Exercise prompt - Read through the material below and copy each line in which the word "points" occurs.

+++ Material to process +++

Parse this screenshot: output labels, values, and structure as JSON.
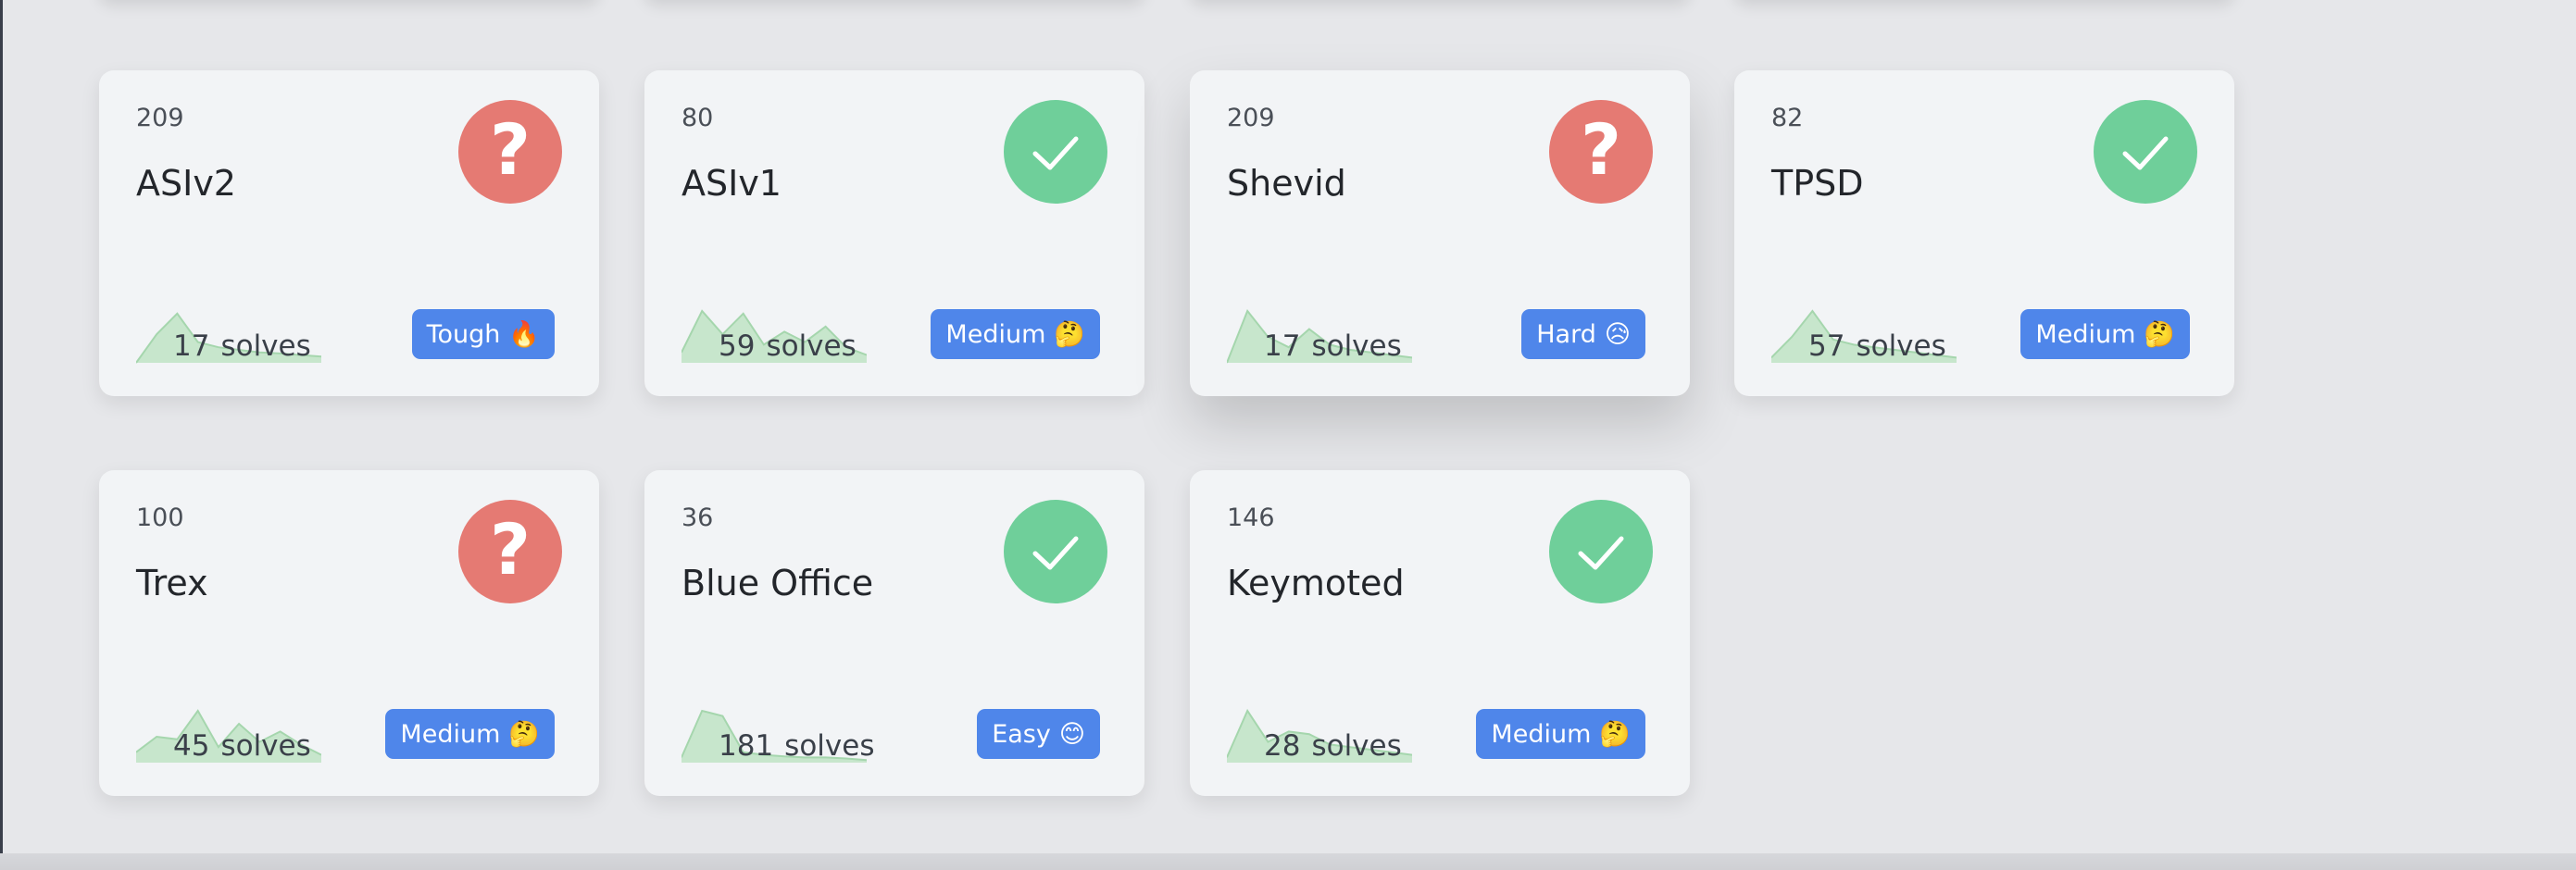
{
  "challenges": [
    {
      "points": "209",
      "name": "ASIv2",
      "solves": "17",
      "unit": "solves",
      "status": "unsolved",
      "status_icon": "question-icon",
      "difficulty": "Tough",
      "difficulty_emoji": "🔥",
      "spark_series": [
        0,
        0.55,
        0.95,
        0.4,
        0.3,
        0.25,
        0.2,
        0.18,
        0.15,
        0.12
      ]
    },
    {
      "points": "80",
      "name": "ASIv1",
      "solves": "59",
      "unit": "solves",
      "status": "solved",
      "status_icon": "check-icon",
      "difficulty": "Medium",
      "difficulty_emoji": "🤔",
      "spark_series": [
        0.2,
        1.0,
        0.55,
        0.95,
        0.35,
        0.6,
        0.4,
        0.7,
        0.3,
        0.15
      ]
    },
    {
      "points": "209",
      "name": "Shevid",
      "solves": "17",
      "unit": "solves",
      "status": "unsolved",
      "status_icon": "question-icon",
      "difficulty": "Hard",
      "difficulty_emoji": "😥",
      "spark_series": [
        0,
        1.0,
        0.5,
        0.3,
        0.65,
        0.35,
        0.25,
        0.2,
        0.15,
        0.1
      ]
    },
    {
      "points": "82",
      "name": "TPSD",
      "solves": "57",
      "unit": "solves",
      "status": "solved",
      "status_icon": "check-icon",
      "difficulty": "Medium",
      "difficulty_emoji": "🤔",
      "spark_series": [
        0.1,
        0.5,
        1.0,
        0.45,
        0.35,
        0.3,
        0.25,
        0.2,
        0.15,
        0.1
      ]
    },
    {
      "points": "100",
      "name": "Trex",
      "solves": "45",
      "unit": "solves",
      "status": "unsolved",
      "status_icon": "question-icon",
      "difficulty": "Medium",
      "difficulty_emoji": "🤔",
      "spark_series": [
        0.2,
        0.5,
        0.45,
        1.0,
        0.3,
        0.75,
        0.4,
        0.6,
        0.35,
        0.15
      ]
    },
    {
      "points": "36",
      "name": "Blue Office",
      "solves": "181",
      "unit": "solves",
      "status": "solved",
      "status_icon": "check-icon",
      "difficulty": "Easy",
      "difficulty_emoji": "😊",
      "spark_series": [
        0.1,
        1.0,
        0.9,
        0.2,
        0.15,
        0.12,
        0.1,
        0.1,
        0.08,
        0.05
      ]
    },
    {
      "points": "146",
      "name": "Keymoted",
      "solves": "28",
      "unit": "solves",
      "status": "solved",
      "status_icon": "check-icon",
      "difficulty": "Medium",
      "difficulty_emoji": "🤔",
      "spark_series": [
        0.1,
        1.0,
        0.4,
        0.6,
        0.55,
        0.35,
        0.3,
        0.25,
        0.2,
        0.15
      ]
    }
  ]
}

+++

Solved exercise -
      "points": "209",
      "points": "80",
      "points": "209",
      "points": "82",
      "points": "100",
      "points": "36",
      "points": "146",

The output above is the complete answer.